From the first line to the last, print the data exactly.

****************************************

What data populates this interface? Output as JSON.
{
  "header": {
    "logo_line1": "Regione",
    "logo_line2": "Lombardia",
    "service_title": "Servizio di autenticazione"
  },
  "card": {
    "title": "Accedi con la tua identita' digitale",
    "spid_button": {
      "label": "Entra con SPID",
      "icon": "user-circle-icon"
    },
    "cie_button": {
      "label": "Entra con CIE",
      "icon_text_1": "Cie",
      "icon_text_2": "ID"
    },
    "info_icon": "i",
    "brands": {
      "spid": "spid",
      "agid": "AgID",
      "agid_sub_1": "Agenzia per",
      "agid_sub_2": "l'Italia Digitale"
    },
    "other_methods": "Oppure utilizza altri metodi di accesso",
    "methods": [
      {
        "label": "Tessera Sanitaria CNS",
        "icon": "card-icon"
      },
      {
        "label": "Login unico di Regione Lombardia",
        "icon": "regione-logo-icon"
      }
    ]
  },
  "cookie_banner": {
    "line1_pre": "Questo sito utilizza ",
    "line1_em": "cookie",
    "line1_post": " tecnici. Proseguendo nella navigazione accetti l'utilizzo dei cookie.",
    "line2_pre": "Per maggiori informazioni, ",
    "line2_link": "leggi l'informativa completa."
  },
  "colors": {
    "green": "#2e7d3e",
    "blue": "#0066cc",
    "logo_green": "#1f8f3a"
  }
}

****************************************

• Reply to the exercise:
What data populates this interface? Output as JSON.
{
  "header": {
    "logo_line1": "Regione",
    "logo_line2": "Lombardia",
    "service_title": "Servizio di autenticazione"
  },
  "card": {
    "title": "Accedi con la tua identita' digitale",
    "spid_button": {
      "label": "Entra con SPID",
      "icon": "user-circle-icon"
    },
    "cie_button": {
      "label": "Entra con CIE",
      "icon_text_1": "Cie",
      "icon_text_2": "ID"
    },
    "info_icon": "i",
    "brands": {
      "spid": "spid",
      "agid": "AgID",
      "agid_sub_1": "Agenzia per",
      "agid_sub_2": "l'Italia Digitale"
    },
    "other_methods": "Oppure utilizza altri metodi di accesso",
    "methods": [
      {
        "label": "Tessera Sanitaria CNS",
        "icon": "card-icon"
      },
      {
        "label": "Login unico di Regione Lombardia",
        "icon": "regione-logo-icon"
      }
    ]
  },
  "cookie_banner": {
    "line1_pre": "Questo sito utilizza ",
    "line1_em": "cookie",
    "line1_post": " tecnici. Proseguendo nella navigazione accetti l'utilizzo dei cookie.",
    "line2_pre": "Per maggiori informazioni, ",
    "line2_link": "leggi l'informativa completa."
  },
  "colors": {
    "green": "#2e7d3e",
    "blue": "#0066cc",
    "logo_green": "#1f8f3a"
  }
}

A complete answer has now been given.